The WannaCry ransomware had, for a few days last week, literally make hundreds of thousands of Windows PC users want to cry. And while its threat has apparently been stemmed, thanks to the quick work of a young cybersecurity expert, new reports claim that hacking crews are trying to resurrect the malware just days after it was crippled.
WannaCry wasn’t the first malware of its kind to make headlines in recent months for its wide scope and deadly capabilities. In September of 2016, the malware known as “Mirai” (Japanese for “future”) had launched, taking the form of an “extremely large and unusual” distributed denial of service, or DDoS attack, according to a blog post from security expert Brian Krebs. Krebs, whose own site was affected by Mirai, wrote that the attack was, in fact, almost twice as large as the widest such attack previously identified by content delivery network. Mirai was responsible for several major websites, including those of Reddit and Spotify, going down for an extended period of time.
Last week, a crew of hackers launched another crippling malware attack in the form of WannaCry. The ransomware, as the Inquisitr wrote, locks Windows users out of their computer accounts, effectively holding their information hostage unless they pay at least $300 within three days, or $600 within a week, both in the form of Bitcoin. A few days later, 22-year-old Kryptos Logic cybersecurity analyst Marcus Hutchins had found a vulnerability in the malware and successfully spotted its “kill-switch,” stopping WannaCry before it could affect even more computers.
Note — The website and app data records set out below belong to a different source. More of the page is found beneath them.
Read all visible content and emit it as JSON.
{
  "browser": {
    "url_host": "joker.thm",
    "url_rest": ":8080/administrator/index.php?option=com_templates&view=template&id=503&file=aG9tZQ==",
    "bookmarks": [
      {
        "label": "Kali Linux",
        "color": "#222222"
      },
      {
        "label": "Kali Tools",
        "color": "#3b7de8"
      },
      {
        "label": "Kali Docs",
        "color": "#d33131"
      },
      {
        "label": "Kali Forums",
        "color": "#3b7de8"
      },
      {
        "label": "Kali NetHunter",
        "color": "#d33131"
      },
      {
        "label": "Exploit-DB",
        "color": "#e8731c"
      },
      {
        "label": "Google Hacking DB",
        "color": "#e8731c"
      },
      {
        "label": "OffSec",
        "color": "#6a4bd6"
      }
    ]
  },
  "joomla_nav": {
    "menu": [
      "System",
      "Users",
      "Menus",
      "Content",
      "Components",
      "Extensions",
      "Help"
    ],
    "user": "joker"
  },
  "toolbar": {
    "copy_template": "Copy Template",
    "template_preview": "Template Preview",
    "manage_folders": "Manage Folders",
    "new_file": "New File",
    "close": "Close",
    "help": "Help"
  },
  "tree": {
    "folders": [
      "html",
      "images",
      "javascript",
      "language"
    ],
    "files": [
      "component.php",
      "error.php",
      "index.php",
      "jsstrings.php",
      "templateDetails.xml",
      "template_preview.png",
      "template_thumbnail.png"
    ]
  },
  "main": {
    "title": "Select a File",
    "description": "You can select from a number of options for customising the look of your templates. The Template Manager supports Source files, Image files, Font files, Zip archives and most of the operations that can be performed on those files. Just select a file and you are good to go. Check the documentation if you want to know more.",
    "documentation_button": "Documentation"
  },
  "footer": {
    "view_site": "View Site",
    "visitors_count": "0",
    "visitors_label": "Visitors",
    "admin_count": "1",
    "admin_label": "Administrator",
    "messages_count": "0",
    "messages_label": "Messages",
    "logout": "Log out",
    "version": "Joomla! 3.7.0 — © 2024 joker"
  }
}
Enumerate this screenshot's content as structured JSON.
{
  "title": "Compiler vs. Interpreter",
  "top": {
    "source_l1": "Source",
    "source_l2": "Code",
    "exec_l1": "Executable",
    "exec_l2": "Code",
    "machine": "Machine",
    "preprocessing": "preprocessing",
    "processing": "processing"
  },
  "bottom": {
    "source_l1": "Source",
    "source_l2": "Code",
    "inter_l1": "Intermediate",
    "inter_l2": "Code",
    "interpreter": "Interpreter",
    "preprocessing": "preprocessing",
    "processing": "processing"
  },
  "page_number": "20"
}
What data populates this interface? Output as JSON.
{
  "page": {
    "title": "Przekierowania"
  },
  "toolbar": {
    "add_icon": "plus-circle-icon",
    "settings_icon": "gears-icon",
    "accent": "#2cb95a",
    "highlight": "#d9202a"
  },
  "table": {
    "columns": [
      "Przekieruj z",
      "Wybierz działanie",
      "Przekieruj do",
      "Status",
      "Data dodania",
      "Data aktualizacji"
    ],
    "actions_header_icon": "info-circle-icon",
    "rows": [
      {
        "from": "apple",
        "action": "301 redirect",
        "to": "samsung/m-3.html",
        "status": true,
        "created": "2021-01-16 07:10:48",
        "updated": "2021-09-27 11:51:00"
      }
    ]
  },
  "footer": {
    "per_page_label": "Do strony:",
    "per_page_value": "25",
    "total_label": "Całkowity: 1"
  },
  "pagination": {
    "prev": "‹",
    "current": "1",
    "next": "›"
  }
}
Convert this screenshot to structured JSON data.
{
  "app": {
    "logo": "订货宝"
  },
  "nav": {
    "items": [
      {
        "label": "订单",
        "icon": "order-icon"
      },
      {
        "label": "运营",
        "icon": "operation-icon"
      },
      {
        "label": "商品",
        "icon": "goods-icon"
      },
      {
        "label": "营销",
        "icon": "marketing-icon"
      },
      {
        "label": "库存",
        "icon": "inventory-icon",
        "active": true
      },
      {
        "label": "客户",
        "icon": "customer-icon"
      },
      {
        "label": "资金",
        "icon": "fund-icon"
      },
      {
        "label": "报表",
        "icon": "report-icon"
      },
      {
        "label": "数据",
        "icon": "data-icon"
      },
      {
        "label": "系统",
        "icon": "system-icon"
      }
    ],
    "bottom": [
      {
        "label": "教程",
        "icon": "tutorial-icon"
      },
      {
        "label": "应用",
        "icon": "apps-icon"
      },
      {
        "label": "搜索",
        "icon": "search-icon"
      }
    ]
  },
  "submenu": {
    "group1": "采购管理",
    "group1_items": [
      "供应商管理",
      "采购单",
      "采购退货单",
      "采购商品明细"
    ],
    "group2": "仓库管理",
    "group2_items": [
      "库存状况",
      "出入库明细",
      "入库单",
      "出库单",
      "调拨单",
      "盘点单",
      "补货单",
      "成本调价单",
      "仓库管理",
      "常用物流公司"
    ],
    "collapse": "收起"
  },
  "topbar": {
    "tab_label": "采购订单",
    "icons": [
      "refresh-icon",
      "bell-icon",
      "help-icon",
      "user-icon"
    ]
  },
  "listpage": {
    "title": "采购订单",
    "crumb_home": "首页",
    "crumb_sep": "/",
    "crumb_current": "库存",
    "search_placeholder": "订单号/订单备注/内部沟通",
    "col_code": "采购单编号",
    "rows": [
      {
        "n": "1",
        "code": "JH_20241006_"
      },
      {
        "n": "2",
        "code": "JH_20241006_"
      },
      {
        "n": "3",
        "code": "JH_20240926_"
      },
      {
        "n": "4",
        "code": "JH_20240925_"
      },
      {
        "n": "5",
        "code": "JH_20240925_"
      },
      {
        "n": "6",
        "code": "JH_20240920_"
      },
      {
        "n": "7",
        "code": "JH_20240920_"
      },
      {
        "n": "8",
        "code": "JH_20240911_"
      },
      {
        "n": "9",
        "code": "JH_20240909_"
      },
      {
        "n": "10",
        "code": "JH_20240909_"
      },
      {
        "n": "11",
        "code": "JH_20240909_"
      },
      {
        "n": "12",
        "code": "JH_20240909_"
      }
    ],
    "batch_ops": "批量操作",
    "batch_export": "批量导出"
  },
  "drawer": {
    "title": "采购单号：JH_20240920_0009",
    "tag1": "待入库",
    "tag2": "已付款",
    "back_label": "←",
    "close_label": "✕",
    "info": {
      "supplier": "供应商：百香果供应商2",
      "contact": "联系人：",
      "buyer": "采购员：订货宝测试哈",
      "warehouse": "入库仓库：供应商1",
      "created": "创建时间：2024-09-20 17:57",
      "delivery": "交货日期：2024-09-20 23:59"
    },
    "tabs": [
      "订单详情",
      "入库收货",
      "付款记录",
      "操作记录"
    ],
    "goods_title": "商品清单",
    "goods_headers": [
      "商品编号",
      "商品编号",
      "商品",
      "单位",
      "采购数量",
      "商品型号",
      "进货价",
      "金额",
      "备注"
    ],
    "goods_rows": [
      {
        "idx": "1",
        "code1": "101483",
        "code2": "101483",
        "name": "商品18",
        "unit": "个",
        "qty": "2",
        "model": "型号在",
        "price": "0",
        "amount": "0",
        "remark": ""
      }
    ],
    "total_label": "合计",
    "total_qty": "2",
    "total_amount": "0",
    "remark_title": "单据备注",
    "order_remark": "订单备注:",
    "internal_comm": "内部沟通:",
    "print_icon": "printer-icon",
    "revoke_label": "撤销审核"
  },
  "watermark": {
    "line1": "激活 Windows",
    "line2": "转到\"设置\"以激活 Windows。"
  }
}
On a related note, a team of French researchers was also able to devise a way to decrypt files affected by the ransomware attack.
A new report, however, suggests that the WannaCry ransomware may not have been completely neutered after all.
Given the absurd level of risk that comes with running Windows XP in 2017, why on earth would anyone stick with it? https://t.co/wcI8qa2m6S
— WIRED (@WIRED) May 20, 2017
According to Wired, it would now appear that hacking crews are now working on a way to resurrect WannaCry, using their own versions of the Mirai bot network from last September and having them target WannaCry’s kill-switch. The good news is that Hutchins and other security experts have been successful so far in countering this blended approach which combines the “best” of two debilitating malware attacks. The bad news, unfortunately, is that there’s a strong chance the ransomware could spread once again “in the unlikely event that the hackers succeed.”
Basically, the idea behind this planned resurrection of the WannaCry malware is to use various “zombie devices” from the Mirai bot network, such as webcams or modems, for example, and have them send junk traffic to WannaCry’s kill-switch website. The goal here is to wake up the new malware’s infections and effectively kill off the kill-switch domain, allowing the bug to keep on spreading.
Is there really a good chance that the WannaCry ransomware is coming back? Marcus Hutchins, the young hero who foiled the original attack, told Wired that he is confident he could stop whoever is behind these plans, as his firm Kryptos Logic has hired an unnamed DDoS “mitigation firm” that could stymie any attempts to resurrect the malware.
As for who may be behind such an act, Hutchins added that he’s “fairly sure” that the hacking teams working on the return of WannaCry are not related to the authors of the original ransomware. He theorized that the new DDoS attacks originated from established Mirai bot network copycats that were launched when Mirai’s creator released that particular malware’s source code. Hutchins also believes that the attacks are mostly amateurish attempts from “nihilistic, low-skilled” hackers, and nothing more.
“Now any idiot and their dog can set up a Mirai botnet.”
Considering WannaCry had made thousands of people lose valuable data and even crippled some healthcare systems, Hutchins believes that the people behind the WannaCry ransomware aren’t in it for financial gain, contrary to the ostensible motive of any hacking team behind a virulent form of ransomware. However, he believes that the crews trying to bring the ransomware back from the grave are “doing it just for the fun of hurting people” — in other words, trolling computer users for kicks.
[Featured Image by Carlos Amarillo/Shutterstock]